| Data about app and page elements |
■ ■ ■ ■ ■

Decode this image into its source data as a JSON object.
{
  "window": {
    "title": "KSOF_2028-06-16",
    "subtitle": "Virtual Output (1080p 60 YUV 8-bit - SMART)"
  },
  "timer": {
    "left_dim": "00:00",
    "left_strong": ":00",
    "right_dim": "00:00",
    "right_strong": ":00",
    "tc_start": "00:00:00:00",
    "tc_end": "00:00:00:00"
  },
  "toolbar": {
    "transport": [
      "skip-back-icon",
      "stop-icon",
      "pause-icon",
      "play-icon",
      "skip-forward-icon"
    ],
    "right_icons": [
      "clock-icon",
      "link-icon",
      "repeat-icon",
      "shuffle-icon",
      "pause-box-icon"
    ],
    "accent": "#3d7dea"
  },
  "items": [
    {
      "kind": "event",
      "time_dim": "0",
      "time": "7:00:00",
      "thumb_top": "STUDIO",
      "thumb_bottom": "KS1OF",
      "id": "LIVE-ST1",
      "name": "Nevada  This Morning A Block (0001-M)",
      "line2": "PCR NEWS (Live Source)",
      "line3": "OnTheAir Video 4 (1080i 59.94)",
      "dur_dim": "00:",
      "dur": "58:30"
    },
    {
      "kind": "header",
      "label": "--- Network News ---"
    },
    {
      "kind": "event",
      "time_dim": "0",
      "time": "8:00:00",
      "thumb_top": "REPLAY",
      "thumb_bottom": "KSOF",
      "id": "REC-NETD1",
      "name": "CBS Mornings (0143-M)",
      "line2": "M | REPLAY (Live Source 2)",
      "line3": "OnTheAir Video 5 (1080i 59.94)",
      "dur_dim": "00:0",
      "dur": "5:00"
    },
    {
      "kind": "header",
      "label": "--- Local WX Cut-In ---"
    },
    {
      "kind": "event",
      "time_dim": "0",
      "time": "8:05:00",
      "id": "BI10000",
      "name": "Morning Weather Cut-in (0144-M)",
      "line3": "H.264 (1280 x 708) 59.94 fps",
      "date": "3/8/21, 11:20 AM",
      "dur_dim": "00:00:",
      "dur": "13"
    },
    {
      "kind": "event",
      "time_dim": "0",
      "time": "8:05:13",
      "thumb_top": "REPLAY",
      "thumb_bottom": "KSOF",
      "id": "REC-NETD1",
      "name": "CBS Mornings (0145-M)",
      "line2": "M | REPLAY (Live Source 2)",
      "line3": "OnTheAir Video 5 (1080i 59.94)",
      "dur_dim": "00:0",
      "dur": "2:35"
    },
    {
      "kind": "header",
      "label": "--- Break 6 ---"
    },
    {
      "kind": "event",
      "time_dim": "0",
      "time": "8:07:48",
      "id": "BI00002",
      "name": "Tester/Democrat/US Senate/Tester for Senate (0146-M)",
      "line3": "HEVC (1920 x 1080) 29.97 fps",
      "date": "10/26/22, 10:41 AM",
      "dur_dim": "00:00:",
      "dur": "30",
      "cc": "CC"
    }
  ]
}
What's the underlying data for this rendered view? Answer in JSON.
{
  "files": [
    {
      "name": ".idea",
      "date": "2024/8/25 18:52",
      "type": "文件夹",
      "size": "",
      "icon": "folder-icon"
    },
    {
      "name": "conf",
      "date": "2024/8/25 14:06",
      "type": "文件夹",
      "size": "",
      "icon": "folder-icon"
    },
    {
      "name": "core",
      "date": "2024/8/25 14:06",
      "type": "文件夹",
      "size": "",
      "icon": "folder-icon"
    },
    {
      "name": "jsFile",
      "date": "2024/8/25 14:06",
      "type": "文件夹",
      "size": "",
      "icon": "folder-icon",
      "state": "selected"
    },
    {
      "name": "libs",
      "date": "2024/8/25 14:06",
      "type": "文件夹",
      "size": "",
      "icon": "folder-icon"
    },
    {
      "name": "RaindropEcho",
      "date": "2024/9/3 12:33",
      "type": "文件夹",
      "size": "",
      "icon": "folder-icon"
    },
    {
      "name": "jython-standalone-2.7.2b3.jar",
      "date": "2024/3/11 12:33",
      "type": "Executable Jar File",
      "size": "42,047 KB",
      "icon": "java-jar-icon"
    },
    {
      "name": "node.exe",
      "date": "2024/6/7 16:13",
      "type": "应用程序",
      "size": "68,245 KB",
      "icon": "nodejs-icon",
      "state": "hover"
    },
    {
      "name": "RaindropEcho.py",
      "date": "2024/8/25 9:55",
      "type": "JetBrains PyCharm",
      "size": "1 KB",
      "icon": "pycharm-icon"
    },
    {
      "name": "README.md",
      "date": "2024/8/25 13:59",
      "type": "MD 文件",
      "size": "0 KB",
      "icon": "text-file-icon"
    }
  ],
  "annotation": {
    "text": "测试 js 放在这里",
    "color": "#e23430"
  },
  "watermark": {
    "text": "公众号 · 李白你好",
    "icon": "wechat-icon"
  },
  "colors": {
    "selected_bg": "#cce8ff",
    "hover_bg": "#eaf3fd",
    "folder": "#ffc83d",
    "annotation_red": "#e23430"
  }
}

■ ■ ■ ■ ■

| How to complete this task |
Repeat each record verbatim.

| Answer to the problem |
Decode this image into its source data as a JSON object.
{
  "window": {
    "title": "KSOF_2028-06-16",
    "subtitle": "Virtual Output (1080p 60 YUV 8-bit - SMART)"
  },
  "timer": {
    "left_dim": "00:00",
    "left_strong": ":00",
    "right_dim": "00:00",
    "right_strong": ":00",
    "tc_start": "00:00:00:00",
    "tc_end": "00:00:00:00"
  },
  "toolbar": {
    "transport": [
      "skip-back-icon",
      "stop-icon",
      "pause-icon",
      "play-icon",
      "skip-forward-icon"
    ],
    "right_icons": [
      "clock-icon",
      "link-icon",
      "repeat-icon",
      "shuffle-icon",
      "pause-box-icon"
    ],
    "accent": "#3d7dea"
  },
  "items": [
    {
      "kind": "event",
      "time_dim": "0",
      "time": "7:00:00",
      "thumb_top": "STUDIO",
      "thumb_bottom": "KS1OF",
      "id": "LIVE-ST1",
      "name": "Nevada  This Morning A Block (0001-M)",
      "line2": "PCR NEWS (Live Source)",
      "line3": "OnTheAir Video 4 (1080i 59.94)",
      "dur_dim": "00:",
      "dur": "58:30"
    },
    {
      "kind": "header",
      "label": "--- Network News ---"
    },
    {
      "kind": "event",
      "time_dim": "0",
      "time": "8:00:00",
      "thumb_top": "REPLAY",
      "thumb_bottom": "KSOF",
      "id": "REC-NETD1",
      "name": "CBS Mornings (0143-M)",
      "line2": "M | REPLAY (Live Source 2)",
      "line3": "OnTheAir Video 5 (1080i 59.94)",
      "dur_dim": "00:0",
      "dur": "5:00"
    },
    {
      "kind": "header",
      "label": "--- Local WX Cut-In ---"
    },
    {
      "kind": "event",
      "time_dim": "0",
      "time": "8:05:00",
      "id": "BI10000",
      "name": "Morning Weather Cut-in (0144-M)",
      "line3": "H.264 (1280 x 708) 59.94 fps",
      "date": "3/8/21, 11:20 AM",
      "dur_dim": "00:00:",
      "dur": "13"
    },
    {
      "kind": "event",
      "time_dim": "0",
      "time": "8:05:13",
      "thumb_top": "REPLAY",
      "thumb_bottom": "KSOF",
      "id": "REC-NETD1",
      "name": "CBS Mornings (0145-M)",
      "line2": "M | REPLAY (Live Source 2)",
      "line3": "OnTheAir Video 5 (1080i 59.94)",
      "dur_dim": "00:0",
      "dur": "2:35"
    },
    {
      "kind": "header",
      "label": "--- Break 6 ---"
    },
    {
      "kind": "event",
      "time_dim": "0",
      "time": "8:07:48",
      "id": "BI00002",
      "name": "Tester/Democrat/US Senate/Tester for Senate (0146-M)",
      "line3": "HEVC (1920 x 1080) 29.97 fps",
      "date": "10/26/22, 10:41 AM",
      "dur_dim": "00:00:",
      "dur": "30",
      "cc": "CC"
    }
  ]
}
What's the underlying data for this rendered view? Answer in JSON.
{
  "files": [
    {
      "name": ".idea",
      "date": "2024/8/25 18:52",
      "type": "文件夹",
      "size": "",
      "icon": "folder-icon"
    },
    {
      "name": "conf",
      "date": "2024/8/25 14:06",
      "type": "文件夹",
      "size": "",
      "icon": "folder-icon"
    },
    {
      "name": "core",
      "date": "2024/8/25 14:06",
      "type": "文件夹",
      "size": "",
      "icon": "folder-icon"
    },
    {
      "name": "jsFile",
      "date": "2024/8/25 14:06",
      "type": "文件夹",
      "size": "",
      "icon": "folder-icon",
      "state": "selected"
    },
    {
      "name": "libs",
      "date": "2024/8/25 14:06",
      "type": "文件夹",
      "size": "",
      "icon": "folder-icon"
    },
    {
      "name": "RaindropEcho",
      "date": "2024/9/3 12:33",
      "type": "文件夹",
      "size": "",
      "icon": "folder-icon"
    },
    {
      "name": "jython-standalone-2.7.2b3.jar",
      "date": "2024/3/11 12:33",
      "type": "Executable Jar File",
      "size": "42,047 KB",
      "icon": "java-jar-icon"
    },
    {
      "name": "node.exe",
      "date": "2024/6/7 16:13",
      "type": "应用程序",
      "size": "68,245 KB",
      "icon": "nodejs-icon",
      "state": "hover"
    },
    {
      "name": "RaindropEcho.py",
      "date": "2024/8/25 9:55",
      "type": "JetBrains PyCharm",
      "size": "1 KB",
      "icon": "pycharm-icon"
    },
    {
      "name": "README.md",
      "date": "2024/8/25 13:59",
      "type": "MD 文件",
      "size": "0 KB",
      "icon": "text-file-icon"
    }
  ],
  "annotation": {
    "text": "测试 js 放在这里",
    "color": "#e23430"
  },
  "watermark": {
    "text": "公众号 · 李白你好",
    "icon": "wechat-icon"
  },
  "colors": {
    "selected_bg": "#cce8ff",
    "hover_bg": "#eaf3fd",
    "folder": "#ffc83d",
    "annotation_red": "#e23430"
  }
}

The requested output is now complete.